→ **EXERCISE INPUT**
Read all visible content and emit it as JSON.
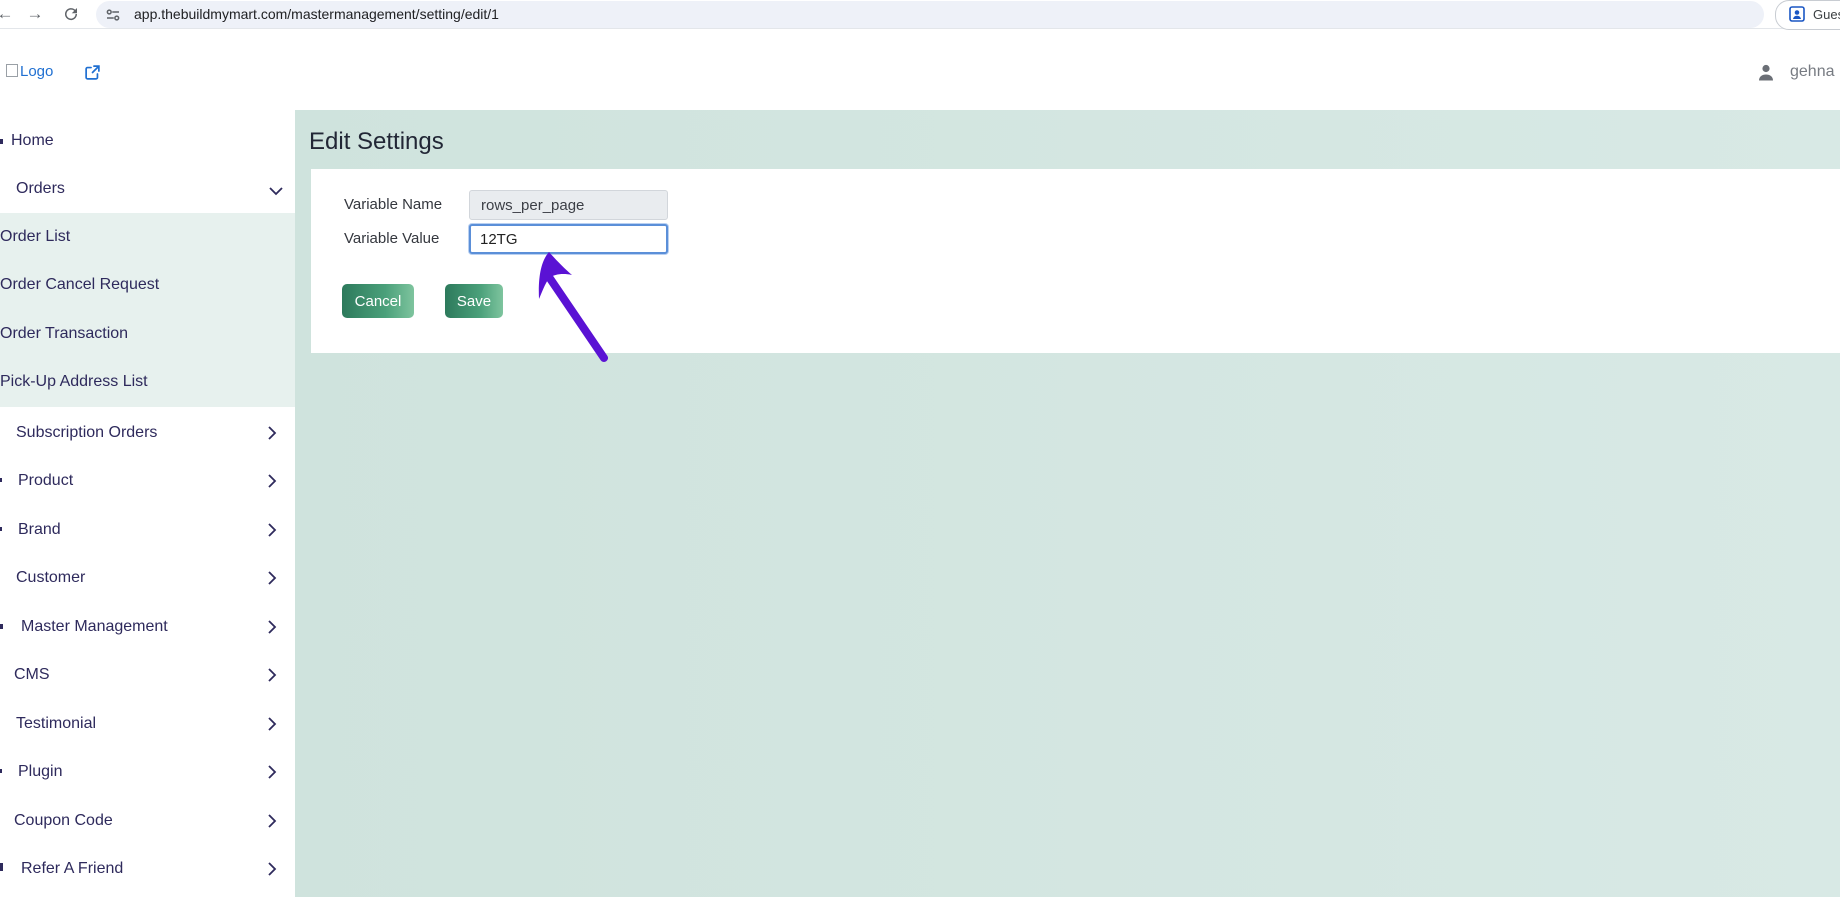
{
  "browser": {
    "url": "app.thebuildmymart.com/mastermanagement/setting/edit/1",
    "profile_label": "Guest"
  },
  "header": {
    "logo_alt": "Logo",
    "user_name": "gehna"
  },
  "sidebar": {
    "items": [
      {
        "label": "Home"
      },
      {
        "label": "Orders"
      },
      {
        "label": "Subscription Orders"
      },
      {
        "label": "Product"
      },
      {
        "label": "Brand"
      },
      {
        "label": "Customer"
      },
      {
        "label": "Master Management"
      },
      {
        "label": "CMS"
      },
      {
        "label": "Testimonial"
      },
      {
        "label": "Plugin"
      },
      {
        "label": "Coupon Code"
      },
      {
        "label": "Refer A Friend"
      }
    ],
    "orders_submenu": [
      {
        "label": "Order List"
      },
      {
        "label": "Order Cancel Request"
      },
      {
        "label": "Order Transaction"
      },
      {
        "label": "Pick-Up Address List"
      }
    ]
  },
  "main": {
    "title": "Edit Settings",
    "form": {
      "variable_name_label": "Variable Name",
      "variable_name_value": "rows_per_page",
      "variable_value_label": "Variable Value",
      "variable_value_value": "12TG"
    },
    "buttons": {
      "cancel": "Cancel",
      "save": "Save"
    }
  },
  "colors": {
    "accent_green": "#2d7a5c",
    "submenu_bg": "#e7f1ee",
    "main_bg": "#cfe3dd",
    "annotation_arrow": "#5a12d4"
  },
  "icons": [
    "back-icon",
    "forward-icon",
    "reload-icon",
    "site-info-icon",
    "profile-icon",
    "external-link-icon",
    "user-icon",
    "chevron-down-icon",
    "chevron-right-icon",
    "annotation-arrow"
  ]
}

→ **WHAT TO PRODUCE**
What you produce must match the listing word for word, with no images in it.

→ **ANSWER SPACE**
Read all visible content and emit it as JSON.
{
  "browser": {
    "url": "app.thebuildmymart.com/mastermanagement/setting/edit/1",
    "profile_label": "Guest"
  },
  "header": {
    "logo_alt": "Logo",
    "user_name": "gehna"
  },
  "sidebar": {
    "items": [
      {
        "label": "Home"
      },
      {
        "label": "Orders"
      },
      {
        "label": "Subscription Orders"
      },
      {
        "label": "Product"
      },
      {
        "label": "Brand"
      },
      {
        "label": "Customer"
      },
      {
        "label": "Master Management"
      },
      {
        "label": "CMS"
      },
      {
        "label": "Testimonial"
      },
      {
        "label": "Plugin"
      },
      {
        "label": "Coupon Code"
      },
      {
        "label": "Refer A Friend"
      }
    ],
    "orders_submenu": [
      {
        "label": "Order List"
      },
      {
        "label": "Order Cancel Request"
      },
      {
        "label": "Order Transaction"
      },
      {
        "label": "Pick-Up Address List"
      }
    ]
  },
  "main": {
    "title": "Edit Settings",
    "form": {
      "variable_name_label": "Variable Name",
      "variable_name_value": "rows_per_page",
      "variable_value_label": "Variable Value",
      "variable_value_value": "12TG"
    },
    "buttons": {
      "cancel": "Cancel",
      "save": "Save"
    }
  },
  "colors": {
    "accent_green": "#2d7a5c",
    "submenu_bg": "#e7f1ee",
    "main_bg": "#cfe3dd",
    "annotation_arrow": "#5a12d4"
  },
  "icons": [
    "back-icon",
    "forward-icon",
    "reload-icon",
    "site-info-icon",
    "profile-icon",
    "external-link-icon",
    "user-icon",
    "chevron-down-icon",
    "chevron-right-icon",
    "annotation-arrow"
  ]
}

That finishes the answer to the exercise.